In this context, we implemented within FP7 ENEN-III Project in 2013 a full distance pilot course. The course addressed “Accelerator Driven Systems for Nuclear Waste Transmutation”, a hot research topic with a very demanded benefit for society: the decrease of the volume and radiotoxicity of the high level radioactive waste generated in the nuclear power plants. The success of this experience moved us to go forward and design a MOOC, based on this material and all the lessons learned. A multidisciplinary team was gathered to further continue MOOCs development in nuclear engineering.
MOOCs offer new and interesting opportunities in the nuclear sector. Topics like collaborative work, peer-to-peer evaluation and transnational education gain a main role in this type of courses. Also, Learning Analytics applied to massive courses like MOOCs may allow the acquisition of very extensive and reliable data on the learning process, and new business opportunities emerge as MOOCs are developed, i.e. for finding qualified personnel to staff the new positions in the nuclear arena.
Nevertheless new challenges arise when we talk about MOOCs in this context. One is having enough number of participants to enhance collaborative work and to gather statistically significant information.
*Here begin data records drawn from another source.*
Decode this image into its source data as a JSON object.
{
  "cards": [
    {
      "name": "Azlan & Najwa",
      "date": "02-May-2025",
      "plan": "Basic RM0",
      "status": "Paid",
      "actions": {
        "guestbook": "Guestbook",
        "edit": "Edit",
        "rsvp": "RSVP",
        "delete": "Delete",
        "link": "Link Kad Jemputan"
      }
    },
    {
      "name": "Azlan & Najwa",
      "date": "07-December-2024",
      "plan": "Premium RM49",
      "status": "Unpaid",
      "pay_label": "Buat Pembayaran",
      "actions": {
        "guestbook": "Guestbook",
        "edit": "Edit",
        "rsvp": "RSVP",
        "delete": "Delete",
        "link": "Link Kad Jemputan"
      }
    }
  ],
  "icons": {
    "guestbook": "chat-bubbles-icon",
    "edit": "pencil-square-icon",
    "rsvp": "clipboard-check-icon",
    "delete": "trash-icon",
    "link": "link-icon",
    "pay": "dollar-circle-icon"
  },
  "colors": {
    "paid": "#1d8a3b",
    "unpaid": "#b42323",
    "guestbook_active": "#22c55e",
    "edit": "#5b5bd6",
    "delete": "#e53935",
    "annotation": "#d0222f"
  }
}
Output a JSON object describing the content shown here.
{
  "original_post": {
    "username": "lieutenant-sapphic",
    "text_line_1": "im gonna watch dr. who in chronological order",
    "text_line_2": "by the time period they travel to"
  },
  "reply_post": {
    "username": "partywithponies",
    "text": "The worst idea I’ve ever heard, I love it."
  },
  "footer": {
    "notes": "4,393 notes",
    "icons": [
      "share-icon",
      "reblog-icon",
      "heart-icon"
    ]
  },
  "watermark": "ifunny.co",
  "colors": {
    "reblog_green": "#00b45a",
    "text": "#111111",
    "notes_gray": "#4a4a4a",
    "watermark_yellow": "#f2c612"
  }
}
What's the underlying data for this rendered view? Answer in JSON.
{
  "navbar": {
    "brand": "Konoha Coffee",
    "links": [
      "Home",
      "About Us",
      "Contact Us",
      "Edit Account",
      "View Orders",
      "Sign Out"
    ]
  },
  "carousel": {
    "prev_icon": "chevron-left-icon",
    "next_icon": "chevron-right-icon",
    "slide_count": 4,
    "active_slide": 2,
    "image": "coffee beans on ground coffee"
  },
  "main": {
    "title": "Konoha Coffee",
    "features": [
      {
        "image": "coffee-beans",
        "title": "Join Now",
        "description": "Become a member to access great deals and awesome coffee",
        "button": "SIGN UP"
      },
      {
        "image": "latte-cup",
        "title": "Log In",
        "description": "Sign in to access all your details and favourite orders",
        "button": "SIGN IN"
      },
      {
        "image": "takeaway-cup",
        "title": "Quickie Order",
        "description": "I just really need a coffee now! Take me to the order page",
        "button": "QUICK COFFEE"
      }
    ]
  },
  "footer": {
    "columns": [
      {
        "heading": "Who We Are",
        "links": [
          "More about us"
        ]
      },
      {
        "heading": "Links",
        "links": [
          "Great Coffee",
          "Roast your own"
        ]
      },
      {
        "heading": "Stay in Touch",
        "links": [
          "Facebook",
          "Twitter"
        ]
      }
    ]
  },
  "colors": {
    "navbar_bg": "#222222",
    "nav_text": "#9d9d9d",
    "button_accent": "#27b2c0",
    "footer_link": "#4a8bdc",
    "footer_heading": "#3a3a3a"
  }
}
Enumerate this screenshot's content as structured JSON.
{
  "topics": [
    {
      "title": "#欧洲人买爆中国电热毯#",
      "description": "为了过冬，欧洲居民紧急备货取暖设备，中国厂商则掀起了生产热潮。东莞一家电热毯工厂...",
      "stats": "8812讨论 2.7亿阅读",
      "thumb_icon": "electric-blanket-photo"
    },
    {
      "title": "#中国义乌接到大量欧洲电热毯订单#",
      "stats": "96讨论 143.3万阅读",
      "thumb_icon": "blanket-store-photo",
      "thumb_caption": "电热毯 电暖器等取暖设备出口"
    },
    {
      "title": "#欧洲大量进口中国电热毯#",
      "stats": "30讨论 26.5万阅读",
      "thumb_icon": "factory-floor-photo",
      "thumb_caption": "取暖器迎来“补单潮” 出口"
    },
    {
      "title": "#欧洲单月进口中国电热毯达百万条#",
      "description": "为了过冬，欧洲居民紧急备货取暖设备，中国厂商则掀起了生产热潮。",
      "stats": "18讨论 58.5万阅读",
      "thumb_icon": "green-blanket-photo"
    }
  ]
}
Subjects like course dissemination play a decisive role.
At present we participate in a proposal of a European project within H2020 led by ENEN (European Nuclear Education Network), in which our team shall implement two MOOCs in collaboration with TECNATOM, the first Spanish training provider in the nuclear sector.

Mercedes Alonso Ramos profesora del Departamento de Ingeniería Energética, UNED